Q   DESCRIBE YOURSELF AS A MOTHER IN 3 WORDS.  WHAT KIND OF MOTHER WOULD YOU LIKE TO BE?

Imaginative, Encouraging, Disciplinarian

I truly believe a child’s imagination is the biggest thing to waste. So it’s important to me that our daughter is able to be a kid and have fun and explore. And I want to encourage her in all of these things. My parents allowed me to try any sport, hobby, or activity that I wanted and made me feel invincible in setting out to do so. It gave me such a wealth of experience and confidence in different situations. I never want to be the thing holding my daughter back. And of course, this must all be balanced with discipline. Not in an oppressive way. The definition of discipline is actually to “train to ensure proper behavior”. I want to equip her with the knowledge of how to behave so that she can make her own sound decisions when I’m not around.

Q   HOW DO YOU TAKE CARE OF YOURSELF OUTSIDE OF MOTHERHOOD?

 I really wish my first answer was “working out” but it’s definitely not. I have a close group of girlfriends from all walks of life that live in Los Angeles so getting time with them feeds my soul. I’ve also really started to enjoy cooking a lot and find it to be very therapeutic. For obvious reasons, I do also want to start prioritizing working out but right now when I have a free hour in the day it just doesn’t happen to be at the top of my list and I’m ok with that because chasing around a very active toddler keeps me on my feet all day.

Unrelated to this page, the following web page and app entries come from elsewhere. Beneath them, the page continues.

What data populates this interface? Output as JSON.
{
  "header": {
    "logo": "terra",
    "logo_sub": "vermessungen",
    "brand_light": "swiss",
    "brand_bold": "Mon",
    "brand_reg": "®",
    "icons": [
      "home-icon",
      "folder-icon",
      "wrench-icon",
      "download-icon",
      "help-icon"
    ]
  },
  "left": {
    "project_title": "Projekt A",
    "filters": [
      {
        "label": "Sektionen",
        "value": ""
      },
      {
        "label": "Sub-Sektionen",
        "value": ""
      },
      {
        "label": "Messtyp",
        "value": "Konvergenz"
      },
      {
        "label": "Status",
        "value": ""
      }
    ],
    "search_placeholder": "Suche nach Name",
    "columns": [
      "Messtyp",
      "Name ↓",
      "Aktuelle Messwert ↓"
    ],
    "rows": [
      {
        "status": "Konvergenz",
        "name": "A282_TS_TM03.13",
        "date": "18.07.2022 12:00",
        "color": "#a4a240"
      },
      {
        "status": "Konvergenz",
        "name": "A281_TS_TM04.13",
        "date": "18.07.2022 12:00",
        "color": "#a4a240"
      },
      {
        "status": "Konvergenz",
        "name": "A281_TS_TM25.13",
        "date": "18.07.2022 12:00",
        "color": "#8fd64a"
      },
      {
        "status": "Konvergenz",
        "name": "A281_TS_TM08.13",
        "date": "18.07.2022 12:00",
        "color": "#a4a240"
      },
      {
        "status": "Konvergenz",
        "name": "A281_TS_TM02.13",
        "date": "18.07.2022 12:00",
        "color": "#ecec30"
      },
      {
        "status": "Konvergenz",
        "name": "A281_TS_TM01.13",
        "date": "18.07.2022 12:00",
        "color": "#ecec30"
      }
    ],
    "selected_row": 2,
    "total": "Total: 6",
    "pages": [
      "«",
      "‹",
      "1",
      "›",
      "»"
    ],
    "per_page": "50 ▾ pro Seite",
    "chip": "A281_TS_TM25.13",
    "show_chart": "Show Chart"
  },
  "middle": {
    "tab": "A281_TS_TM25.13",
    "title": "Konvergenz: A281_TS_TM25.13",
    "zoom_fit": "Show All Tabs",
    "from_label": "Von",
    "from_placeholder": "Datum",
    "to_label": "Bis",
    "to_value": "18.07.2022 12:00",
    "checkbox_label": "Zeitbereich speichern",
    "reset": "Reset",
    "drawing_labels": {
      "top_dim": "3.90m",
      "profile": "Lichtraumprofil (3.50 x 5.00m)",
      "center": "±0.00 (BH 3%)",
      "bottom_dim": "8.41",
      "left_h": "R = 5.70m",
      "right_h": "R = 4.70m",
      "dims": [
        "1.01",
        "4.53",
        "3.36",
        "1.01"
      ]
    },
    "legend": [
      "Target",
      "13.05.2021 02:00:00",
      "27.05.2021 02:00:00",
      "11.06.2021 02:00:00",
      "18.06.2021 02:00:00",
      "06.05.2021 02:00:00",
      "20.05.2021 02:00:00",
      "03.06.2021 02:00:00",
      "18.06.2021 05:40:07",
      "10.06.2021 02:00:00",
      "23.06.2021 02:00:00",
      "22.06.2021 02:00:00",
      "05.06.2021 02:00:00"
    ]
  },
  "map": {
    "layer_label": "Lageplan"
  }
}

Q   EVERY MOTHER NEEDS HELP TO FIND BALANCE.  WHAT DOES YOUR VILLAGE LOOK LIKE?

 Isn’t that the truth!? I have to start with my husband. He works so hard for our family so that I am able to stay home and pursue a better work situation for our family.  On top of that, he is a super involved father. He gets up with our daughter every morning to hang out with her and tries to be home as often as possible for bath time. And he is my biggest supporter when it comes to motherhood as well as work.

We also have an amazing babysitter that I don’t know what I would do without. We use her for date nights or nighttime work functions for my husband and I use her a couple of times a week during the day so I can run errands or get stuff done around the house.

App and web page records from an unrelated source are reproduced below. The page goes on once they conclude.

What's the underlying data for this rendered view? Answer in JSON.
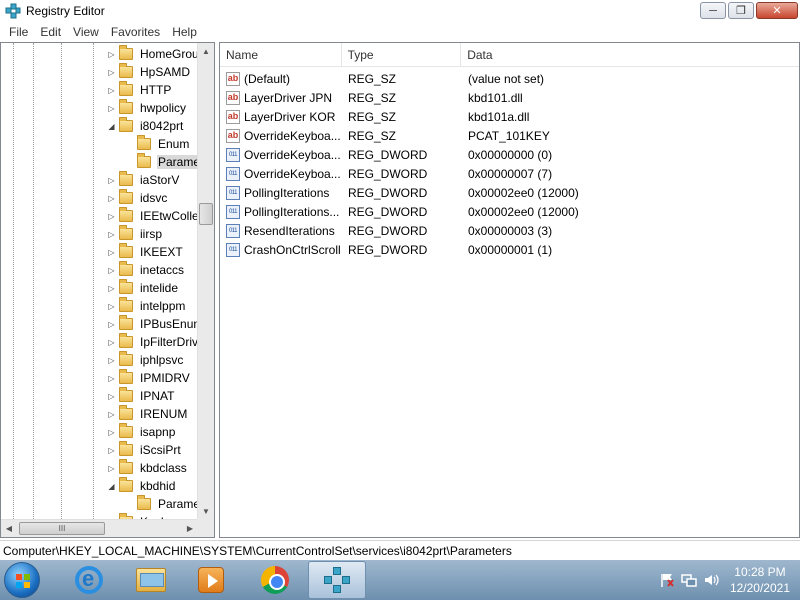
{
  "window": {
    "title": "Registry Editor",
    "minimize": "─",
    "restore": "❐",
    "close": "✕"
  },
  "menu": [
    "File",
    "Edit",
    "View",
    "Favorites",
    "Help"
  ],
  "tree": {
    "items": [
      {
        "label": "HomeGrou",
        "expander": "▷",
        "indent": 0
      },
      {
        "label": "HpSAMD",
        "expander": "▷",
        "indent": 0
      },
      {
        "label": "HTTP",
        "expander": "▷",
        "indent": 0
      },
      {
        "label": "hwpolicy",
        "expander": "▷",
        "indent": 0
      },
      {
        "label": "i8042prt",
        "expander": "◢",
        "indent": 0
      },
      {
        "label": "Enum",
        "expander": "",
        "indent": 1
      },
      {
        "label": "Parame",
        "expander": "",
        "indent": 1,
        "selected": true
      },
      {
        "label": "iaStorV",
        "expander": "▷",
        "indent": 0
      },
      {
        "label": "idsvc",
        "expander": "▷",
        "indent": 0
      },
      {
        "label": "IEEtwColle",
        "expander": "▷",
        "indent": 0
      },
      {
        "label": "iirsp",
        "expander": "▷",
        "indent": 0
      },
      {
        "label": "IKEEXT",
        "expander": "▷",
        "indent": 0
      },
      {
        "label": "inetaccs",
        "expander": "▷",
        "indent": 0
      },
      {
        "label": "intelide",
        "expander": "▷",
        "indent": 0
      },
      {
        "label": "intelppm",
        "expander": "▷",
        "indent": 0
      },
      {
        "label": "IPBusEnum",
        "expander": "▷",
        "indent": 0
      },
      {
        "label": "IpFilterDriv",
        "expander": "▷",
        "indent": 0
      },
      {
        "label": "iphlpsvc",
        "expander": "▷",
        "indent": 0
      },
      {
        "label": "IPMIDRV",
        "expander": "▷",
        "indent": 0
      },
      {
        "label": "IPNAT",
        "expander": "▷",
        "indent": 0
      },
      {
        "label": "IRENUM",
        "expander": "▷",
        "indent": 0
      },
      {
        "label": "isapnp",
        "expander": "▷",
        "indent": 0
      },
      {
        "label": "iScsiPrt",
        "expander": "▷",
        "indent": 0
      },
      {
        "label": "kbdclass",
        "expander": "▷",
        "indent": 0
      },
      {
        "label": "kbdhid",
        "expander": "◢",
        "indent": 0
      },
      {
        "label": "Parame",
        "expander": "",
        "indent": 1
      },
      {
        "label": "KeyIso",
        "expander": "▷",
        "indent": 0
      }
    ],
    "hscroll_thumb_label": "III"
  },
  "list": {
    "columns": [
      "Name",
      "Type",
      "Data"
    ],
    "rows": [
      {
        "name": "(Default)",
        "type": "REG_SZ",
        "data": "(value not set)",
        "icon": "ab"
      },
      {
        "name": "LayerDriver JPN",
        "type": "REG_SZ",
        "data": "kbd101.dll",
        "icon": "ab"
      },
      {
        "name": "LayerDriver KOR",
        "type": "REG_SZ",
        "data": "kbd101a.dll",
        "icon": "ab"
      },
      {
        "name": "OverrideKeyboa...",
        "type": "REG_SZ",
        "data": "PCAT_101KEY",
        "icon": "ab"
      },
      {
        "name": "OverrideKeyboa...",
        "type": "REG_DWORD",
        "data": "0x00000000 (0)",
        "icon": "011"
      },
      {
        "name": "OverrideKeyboa...",
        "type": "REG_DWORD",
        "data": "0x00000007 (7)",
        "icon": "011"
      },
      {
        "name": "PollingIterations",
        "type": "REG_DWORD",
        "data": "0x00002ee0 (12000)",
        "icon": "011"
      },
      {
        "name": "PollingIterations...",
        "type": "REG_DWORD",
        "data": "0x00002ee0 (12000)",
        "icon": "011"
      },
      {
        "name": "ResendIterations",
        "type": "REG_DWORD",
        "data": "0x00000003 (3)",
        "icon": "011"
      },
      {
        "name": "CrashOnCtrlScroll",
        "type": "REG_DWORD",
        "data": "0x00000001 (1)",
        "icon": "011"
      }
    ]
  },
  "status": {
    "path": "Computer\\HKEY_LOCAL_MACHINE\\SYSTEM\\CurrentControlSet\\services\\i8042prt\\Parameters"
  },
  "taskbar": {
    "apps": [
      "internet-explorer-icon",
      "windows-explorer-icon",
      "media-player-icon",
      "chrome-icon",
      "regedit-icon"
    ],
    "tray_icons": [
      "flag-icon",
      "network-icon",
      "volume-icon"
    ],
    "time": "10:28 PM",
    "date": "12/20/2021"
  }
}
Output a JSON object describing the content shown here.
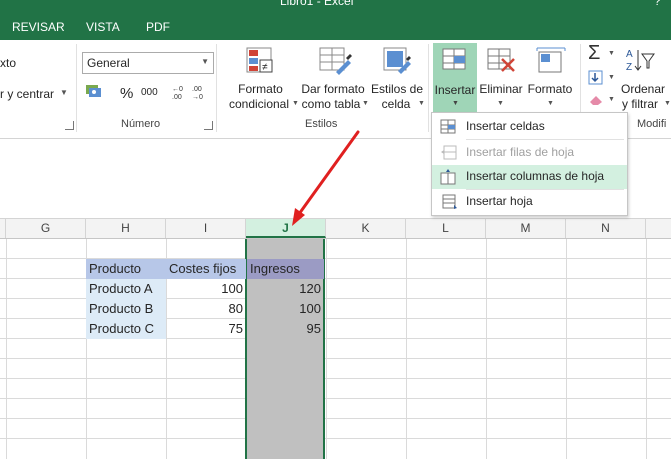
{
  "window": {
    "title": "Libro1 - Excel",
    "help": "?"
  },
  "tabs": [
    "REVISAR",
    "VISTA",
    "PDF"
  ],
  "ribbon": {
    "alineacion": {
      "texto_fragment": "xto",
      "centrar": "r y centrar"
    },
    "numero": {
      "format_value": "General",
      "percent": "%",
      "thousands": "000",
      "group_label": "Número"
    },
    "estilos": {
      "formato_condicional": [
        "Formato",
        "condicional"
      ],
      "dar_formato_tabla": [
        "Dar formato",
        "como tabla"
      ],
      "estilos_celda": [
        "Estilos de",
        "celda"
      ],
      "group_label": "Estilos"
    },
    "celdas": {
      "insertar": "Insertar",
      "eliminar": "Eliminar",
      "formato": "Formato"
    },
    "modificar": {
      "ordenar": [
        "Ordenar",
        "y filtrar"
      ],
      "group_label_fragment": "Modifi"
    }
  },
  "insert_menu": {
    "items": [
      {
        "label": "Insertar celdas",
        "enabled": true
      },
      {
        "label": "Insertar filas de hoja",
        "enabled": false
      },
      {
        "label": "Insertar columnas de hoja",
        "enabled": true,
        "highlighted": true
      },
      {
        "label": "Insertar hoja",
        "enabled": true
      }
    ]
  },
  "columns": [
    "G",
    "H",
    "I",
    "J",
    "K",
    "L",
    "M",
    "N"
  ],
  "selected_column": "J",
  "table": {
    "headers": [
      "Producto",
      "Costes fijos",
      "Ingresos"
    ],
    "rows": [
      [
        "Producto A",
        "100",
        "120"
      ],
      [
        "Producto B",
        "80",
        "100"
      ],
      [
        "Producto C",
        "75",
        "95"
      ]
    ]
  },
  "colors": {
    "excel_green": "#217346",
    "selection": "#c0c0c0",
    "table_header_blue": "#b7c7e8",
    "ingresos_header": "#9b9bc4",
    "product_fill": "#ddebf7",
    "arrow": "#e02020"
  }
}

In addition, both of our sets of parents are very involved and remarkable grandparents. They aren’t local so we aren’t able to use them on a daily basis but we have been able to sneak away for some weekend getaways knowing our daughter is in the best of hands.

Q    WHAT ARE YOU WORKING ON IMPROVING ABOUT YOURSELF AS A WOMAN & A MOTHER?

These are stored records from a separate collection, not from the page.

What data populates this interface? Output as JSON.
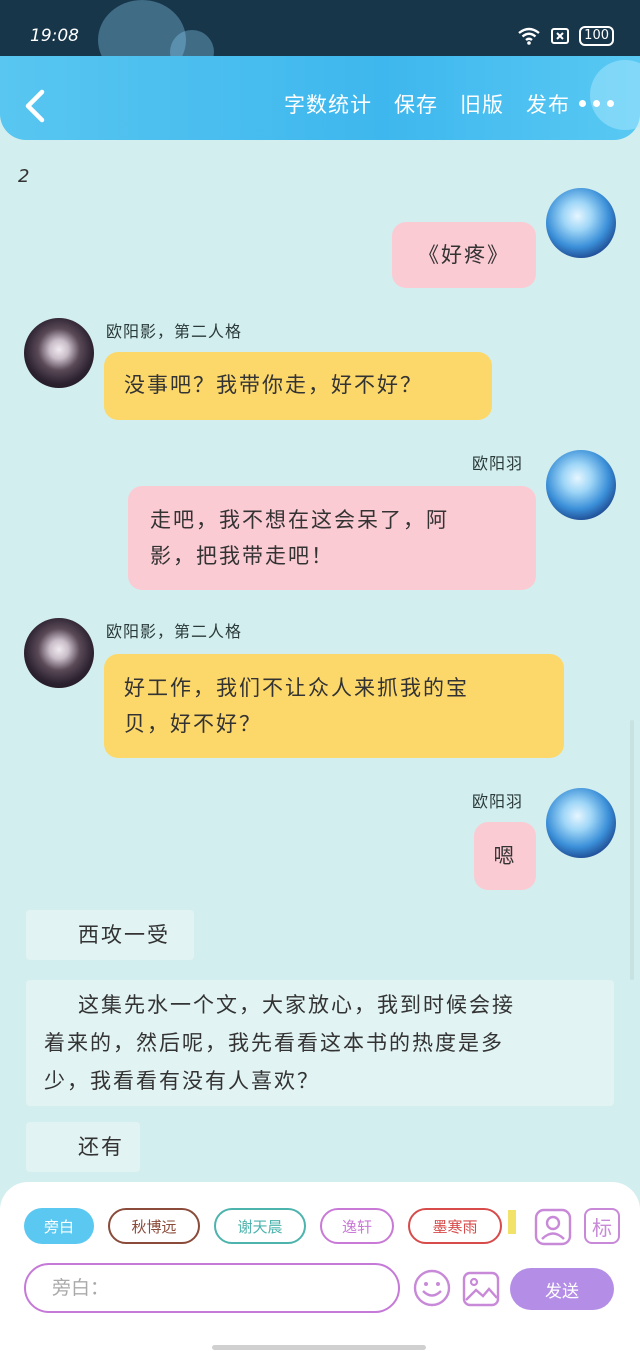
{
  "status_bar": {
    "time": "19:08",
    "battery": "100"
  },
  "toolbar": {
    "word_count": "字数统计",
    "save": "保存",
    "old_version": "旧版",
    "publish": "发布"
  },
  "chapter_number": "2",
  "messages": [
    {
      "side": "right",
      "speaker": "",
      "text": "《好疼》"
    },
    {
      "side": "left",
      "speaker": "欧阳影，第二人格",
      "text": "没事吧？我带你走，好不好？"
    },
    {
      "side": "right",
      "speaker": "欧阳羽",
      "line1": "走吧，我不想在这会呆了，阿",
      "line2": "影，把我带走吧！"
    },
    {
      "side": "left",
      "speaker": "欧阳影，第二人格",
      "line1": "好工作，我们不让众人来抓我的宝",
      "line2": "贝，好不好？"
    },
    {
      "side": "right",
      "speaker": "欧阳羽",
      "text": "嗯"
    }
  ],
  "narration": [
    {
      "text": "西攻一受"
    },
    {
      "line1": "这集先水一个文，大家放心，我到时候会接",
      "line2": "着来的，然后呢，我先看看这本书的热度是多",
      "line3": "少，我看看有没有人喜欢？"
    },
    {
      "text": "还有"
    }
  ],
  "character_chips": [
    {
      "label": "旁白",
      "color": "#5ac8f0"
    },
    {
      "label": "秋博远",
      "color": "#8a4b3a"
    },
    {
      "label": "谢天晨",
      "color": "#4db3ad"
    },
    {
      "label": "逸轩",
      "color": "#c97ad6"
    },
    {
      "label": "墨寒雨",
      "color": "#d84b4b"
    }
  ],
  "input": {
    "placeholder": "旁白："
  },
  "send_label": "发送",
  "tag_label": "标",
  "icons": {
    "back": "chevron-left-icon",
    "more": "more-dots-icon",
    "emoji": "smile-icon",
    "image": "image-icon",
    "person": "person-icon"
  }
}
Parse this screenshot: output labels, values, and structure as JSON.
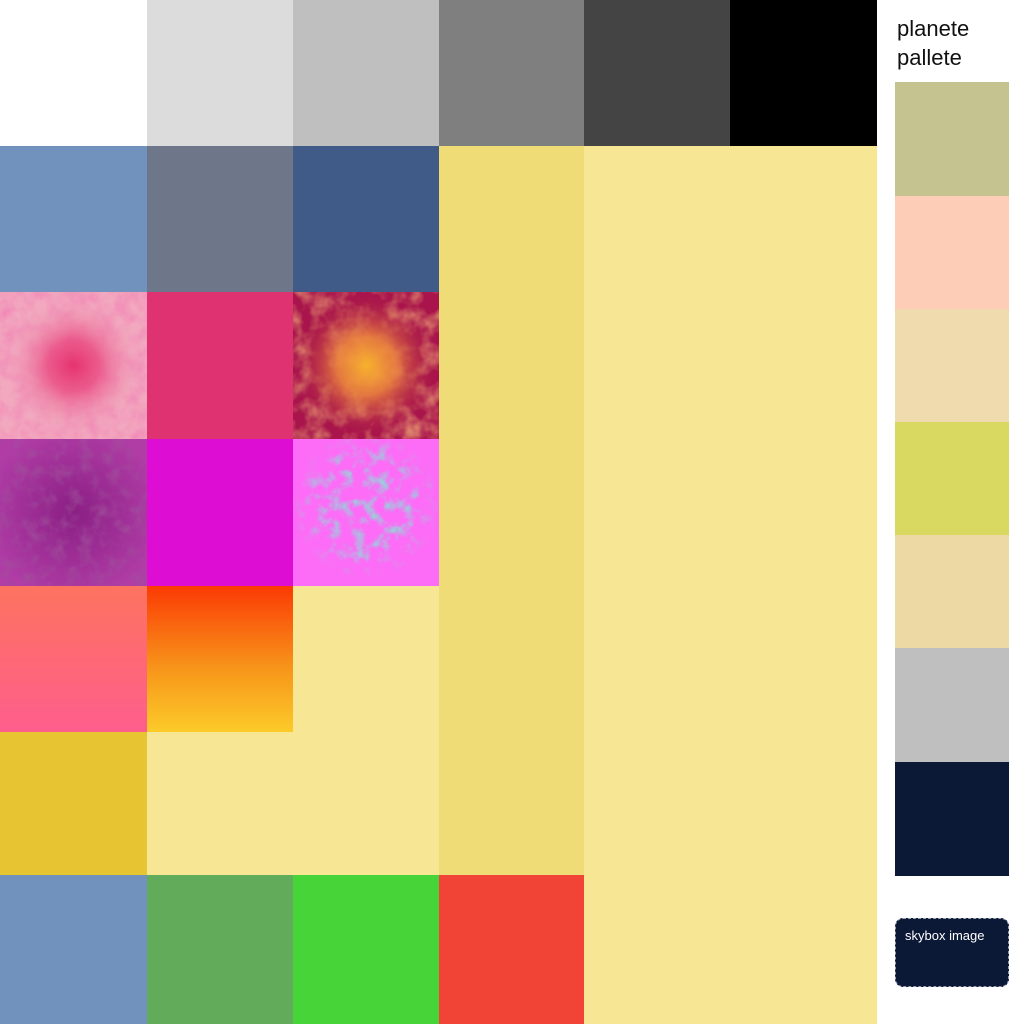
{
  "palette": {
    "title": "planete pallete",
    "swatches": [
      {
        "color": "#c5c491"
      },
      {
        "color": "#fdcdb7"
      },
      {
        "color": "#f0dbae"
      },
      {
        "color": "#d9d961"
      },
      {
        "color": "#edd9a4"
      },
      {
        "color": "#bfbfbf"
      },
      {
        "color": "#0b1836"
      }
    ]
  },
  "skybox_button": {
    "label": "skybox image",
    "color": "#0b1836"
  },
  "tiles": {
    "grayscale": [
      "#ffffff",
      "#dcdcdc",
      "#bfbfbf",
      "#7f7f7f",
      "#444444",
      "#000000"
    ],
    "blue_row": [
      "#7092bd",
      "#6e7789",
      "#415b89"
    ],
    "yellow_column": "#efdc76",
    "yellow_wide": "#f7e693",
    "pink_solid": "#df3271",
    "magenta_solid": "#dd0dd4",
    "gold": "#e7c432",
    "bottom_row": [
      "#7092bd",
      "#62ab5a",
      "#46d438",
      "#f14437"
    ]
  }
}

 As much as I hate to admit it I have a tendency to overreact. And there have been so many moments in motherhood where something has happened and I just want to scream or start crying on the spot. But that’s not what I want my daughter to see (obviously) so I’ve really been working on trying to take things in jest and take deep breaths before reacting.

I think every woman and especially mother can relate, but I try not to beat myself up about every little thing that goes wrong. As a mother you are so intertwined with the well being of your child that if she has a tantrum or is sad or mad I automatically think, “what did I do?” or “what should I have done differently?” Logically speaking, I know that I will not be able to protect her from every negative experience but sometimes it can be hard not to take everything personal and think it’s a reflection on something you did or didn’t do right.

I could go on but I’ll stop there and take my own advice :)